The concept of stocks and flows feels like a rare fragment of economic solidity in a sea of conceptual turbulence. Things flow, and these flows can pile up in heaps to form a stock of that thing, only to later ebb away and flow elsewhere.
Nowhere is this account more conspicuous than in our conception, measurement and management of capital,where all three regimes are defined by the stock-flow divide.But are things so solid?
Interestingly, defining capital stocks requires applying another rare economic axiom which, like stocks and flows,is again borrowed from the natural sciences. The principle of conservation means capital accounting goes something like this: The rate at which the capital piles up into a stock is the difference between the inflow of investment sand the outflow of depreciations. How the latter are handled is revealing. Depreciations are associated with depreciation rates, borrowed again from the natural sciences and the biophysics of decay. Although apparently reasonable,investments are not designed to die through decay,but rather to live out their planned working life, hopefully providing productive returns in the process.
So why the focus on depreciation rates when a working life appears more in keeping? The natural sciences have more to say on the matter. In many settings the inverse of a decay rate of a system is the turnover timescale of that system. Take a lake which has a river flowing through it for example.

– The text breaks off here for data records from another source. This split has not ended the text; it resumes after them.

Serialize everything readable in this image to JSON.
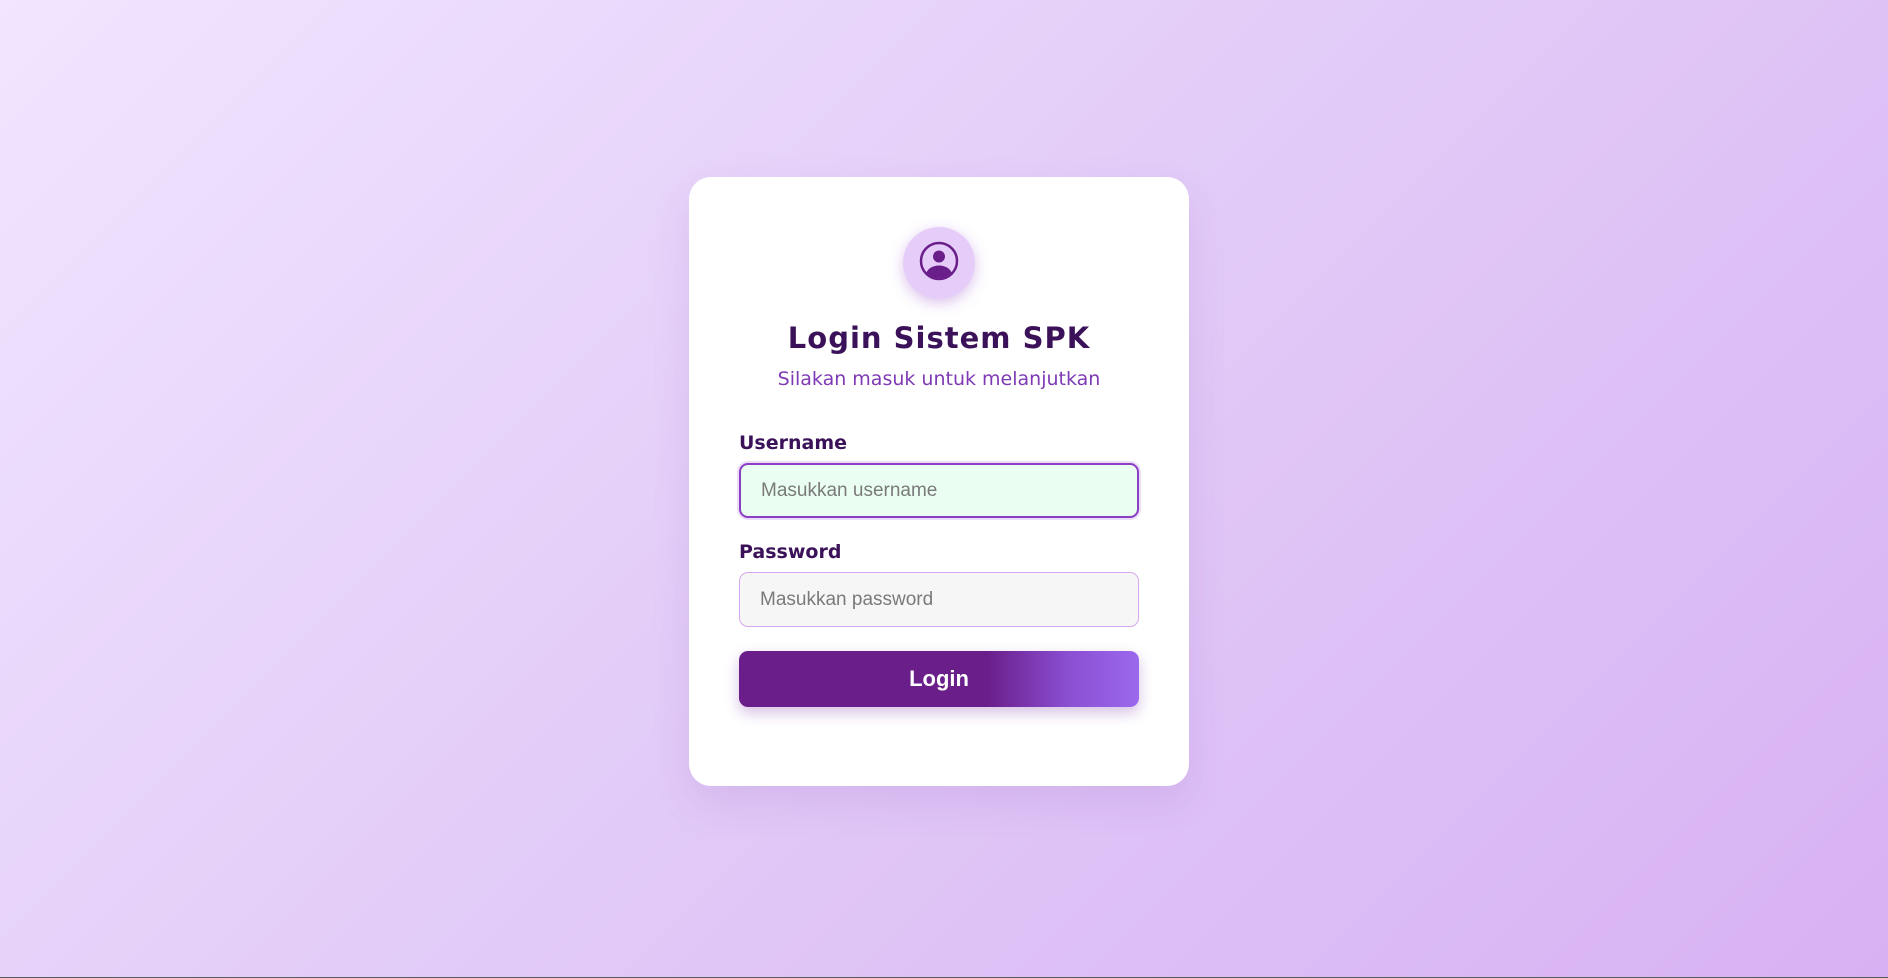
{
  "login": {
    "title": "Login Sistem SPK",
    "subtitle": "Silakan masuk untuk melanjutkan",
    "username_label": "Username",
    "username_placeholder": "Masukkan username",
    "username_value": "",
    "password_label": "Password",
    "password_placeholder": "Masukkan password",
    "password_value": "",
    "button_label": "Login",
    "avatar_icon": "user-circle-icon"
  },
  "colors": {
    "primary": "#6a1e8a",
    "title": "#3b1259",
    "subtitle": "#7e3ab5",
    "accent_gradient_end": "#9b69ee",
    "username_field_bg": "#eafff1"
  }
}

The turnover timescale of this lake is the expected time a molecule of water will dwell there, just like the service life of an asset determines how long it is expected to swim in its pool of capital. But the lake is not stood stock still, it is a slowing of the rivers flow, with the lakes turnover timescale telling us this stock of water does indeed have time units attached to it. It turns out this is a far more general principle than one might imagine. For example, Little’s Law, which has proved so robust in queuing theory, articulates precisely the same dynamic. Ironically,depreciation rates in capital accounts derive from the expected service life of an asset and the retirements this specifies, not the other way around. Now we see the turnover we are ascribing to capital stocks is telling us these stocks also represent a slowing in the river value flowing through an economy. When we look closer at detailed national accounts we see the full spectrum of this slowing, from the near millennial drift of bridges and tunnels, to the hourly churn of food purchases coursing through our bodies, or the near instantaneous pulse of electrons feeding you this information. This view forces us to put away the dull blade that once divided consumption from investment, to instead see a continuous river of value flowing on all timescales. The spectrum of capital timescales we observed for an economy is determined by how investments select service lives, pay back times and returns on investment, with slow, low return productive structures being as vital to the functional richness of the economy as the more volatile eddies riding on them. Much like catalysts, the structures that emerge from the slowing of a flow of capital should be what enables valuable,rare events. If so, the spectrum of turnover embedded within national capital accounts provides a fresh lens through which to view the functional richness of economies. This perspective is not restricted to economics.
If the ecologist had access to a similar set of accounts for the structural assets comprising the ecosystems they study, they too would abandon their course partitioning of natural capital based on pools, instead seeing the river of productive structures flowing through the landscape. Stocks flowing is nothing new. The geologists soon realised that the patterns in the rock strata spoke not of solidity, but of flows on a vast scale. All this account needed to reconcile its paradox was to appreciate then relax the observers view of time. Deborah’s Law reminds us of our human biases in this regard, and it is small wonder the same bias has coloured our view of economies where we arbitrarily take the annual cycle to differentiate what is static from what is not. Stand back, and we quickly realise everything is flowing.
The capital-as-flow perspective is not simply academic. The timescales over which the economy transforms itself area critical component of economic inertia, determining the turning circle available to us when navigating the obstacles ahead. The biggest of these obstacles appears to be climate change, and the spectre of achieving net-zero in under thirty years will certainly strain the more viscous elements of the economy. Of particular concern here is the human capital that has come to dominate both value and productivity across the world. The churn of the labour force is slow, dictated by the careful assembly of careers over decades.Turn the economy too fast and many of the people behind this wall of capital will be left stranded.